EXERCISE DIRECTIONS
Please copy each line below that contains the word "structured".

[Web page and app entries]
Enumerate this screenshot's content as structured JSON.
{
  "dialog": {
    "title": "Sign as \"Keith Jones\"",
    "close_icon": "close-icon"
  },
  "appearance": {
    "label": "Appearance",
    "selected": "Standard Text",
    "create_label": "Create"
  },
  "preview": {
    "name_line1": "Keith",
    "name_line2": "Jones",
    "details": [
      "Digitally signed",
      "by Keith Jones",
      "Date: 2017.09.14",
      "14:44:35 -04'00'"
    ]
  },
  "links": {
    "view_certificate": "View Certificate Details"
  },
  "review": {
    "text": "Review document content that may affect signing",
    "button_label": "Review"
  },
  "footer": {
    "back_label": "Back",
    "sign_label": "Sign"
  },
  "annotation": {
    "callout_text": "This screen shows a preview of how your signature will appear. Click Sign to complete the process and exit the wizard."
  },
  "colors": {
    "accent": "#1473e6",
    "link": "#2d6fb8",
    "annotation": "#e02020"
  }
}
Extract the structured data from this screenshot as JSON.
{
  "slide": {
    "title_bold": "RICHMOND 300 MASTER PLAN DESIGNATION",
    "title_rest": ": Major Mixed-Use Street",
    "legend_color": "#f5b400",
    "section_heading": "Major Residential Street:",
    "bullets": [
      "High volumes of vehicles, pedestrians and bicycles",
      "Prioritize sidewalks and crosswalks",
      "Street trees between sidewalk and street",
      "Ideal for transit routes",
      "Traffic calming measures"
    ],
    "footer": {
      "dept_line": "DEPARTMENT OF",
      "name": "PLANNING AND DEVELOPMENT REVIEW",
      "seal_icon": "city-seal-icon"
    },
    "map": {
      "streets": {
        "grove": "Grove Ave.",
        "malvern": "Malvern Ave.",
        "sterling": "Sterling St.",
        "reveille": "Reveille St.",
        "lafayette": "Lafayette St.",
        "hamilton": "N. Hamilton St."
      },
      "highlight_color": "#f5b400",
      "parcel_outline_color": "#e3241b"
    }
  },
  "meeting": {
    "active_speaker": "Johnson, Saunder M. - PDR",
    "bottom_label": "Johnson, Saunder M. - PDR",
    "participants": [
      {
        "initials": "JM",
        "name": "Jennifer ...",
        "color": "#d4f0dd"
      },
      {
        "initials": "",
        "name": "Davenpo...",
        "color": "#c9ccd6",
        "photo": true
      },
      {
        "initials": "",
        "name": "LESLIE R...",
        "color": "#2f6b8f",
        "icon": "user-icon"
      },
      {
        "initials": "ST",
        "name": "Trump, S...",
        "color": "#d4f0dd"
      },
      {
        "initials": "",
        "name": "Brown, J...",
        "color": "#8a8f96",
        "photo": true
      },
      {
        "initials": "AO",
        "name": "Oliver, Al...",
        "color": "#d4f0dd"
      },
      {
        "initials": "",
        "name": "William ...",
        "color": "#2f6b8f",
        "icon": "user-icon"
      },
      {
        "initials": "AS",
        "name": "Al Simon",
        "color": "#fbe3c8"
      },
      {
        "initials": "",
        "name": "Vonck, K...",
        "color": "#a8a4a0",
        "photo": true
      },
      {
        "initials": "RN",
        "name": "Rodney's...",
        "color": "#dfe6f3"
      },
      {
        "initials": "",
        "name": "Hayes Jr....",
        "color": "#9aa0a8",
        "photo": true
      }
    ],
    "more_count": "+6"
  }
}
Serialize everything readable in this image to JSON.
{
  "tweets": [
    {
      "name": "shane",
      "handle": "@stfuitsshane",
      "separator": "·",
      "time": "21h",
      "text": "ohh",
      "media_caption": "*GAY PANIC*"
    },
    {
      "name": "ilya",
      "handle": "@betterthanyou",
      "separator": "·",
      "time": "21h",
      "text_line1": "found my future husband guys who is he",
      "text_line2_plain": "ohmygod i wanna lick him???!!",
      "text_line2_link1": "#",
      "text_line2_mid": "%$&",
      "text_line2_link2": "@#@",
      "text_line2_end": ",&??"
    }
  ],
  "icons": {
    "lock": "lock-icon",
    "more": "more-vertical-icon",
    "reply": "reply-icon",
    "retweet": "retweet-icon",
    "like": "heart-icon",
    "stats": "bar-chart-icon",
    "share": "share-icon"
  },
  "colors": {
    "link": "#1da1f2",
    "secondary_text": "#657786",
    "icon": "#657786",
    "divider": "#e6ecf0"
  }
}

ANSWER SPACE
Enumerate this screenshot's content as structured JSON.
Extract the structured data from this screenshot as JSON.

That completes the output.